Here is what I think. The health care system does need an overhaul, HOWEVER, it shouldn't start by providing coverage to every single person in the country. Insurance premiums are outrageous so many employers are choosing not to offer benefits simply because they cannot afford it. I don't work for any insurance companies, so I don't know what their processes are or what their profits are, but what I do know is that it costs a crap ton of money to get medical care. And that, my friends, starts with the medical industry. Most people know that insurance companies have contracts with doctors and hospitals, etc that give them big discounts off the total price of care that they have to pay for. I think that is a little fishy but that isn't what surprises me. I had a c-section in August and was in the hospital for 3 days after. My portion of the bill was $1600, my insurance company's portion was almost $8000, and that was after their discount. What, pray tell, cost $10,000?? For the nurse to ignore me for 3 hours while I nearly scratched my skin off? Or was it the cafeteria food that was cold by the time it made it to my room? I bet it was that little tube of toothpaste that I never used since I brought my own from home. I looked at that bill; $11 for one single 800mg ibuprofen. Screw that, I'll buy a whole bottle of the regular strength for $6 and just take 4 of them. Can anyone say price-gouging? Maybe if the medical industry wasn't allowed to charge out the ass for ridiculous things then insurance companies wouldn't have to pass that along to us. If insurance companies could keep their prices down then more employers could provide that benefit to their employees and self employed people could afford to purchase it for themselves.

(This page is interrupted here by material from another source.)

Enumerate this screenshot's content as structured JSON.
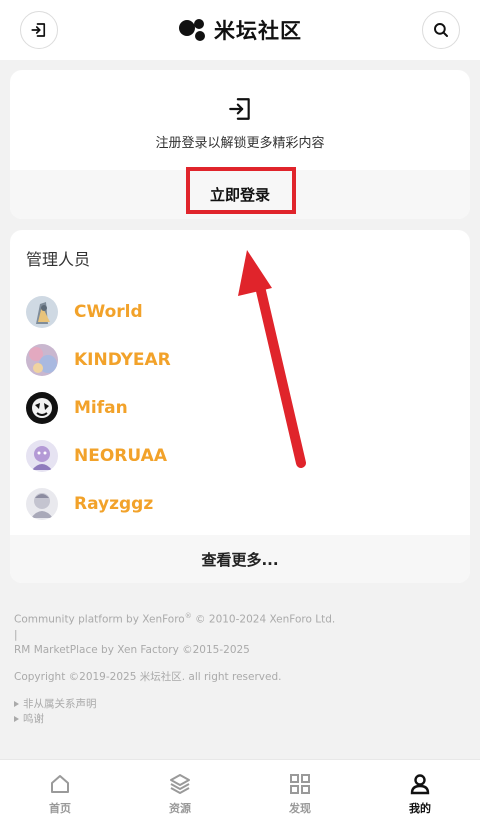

Then the number of uninsured people would be lower and the cost
I have a strong opinion on providing coverage to every single person in the country too, but I think this post is getting a little long, so I'll let you chew on this a while before I throw more at you.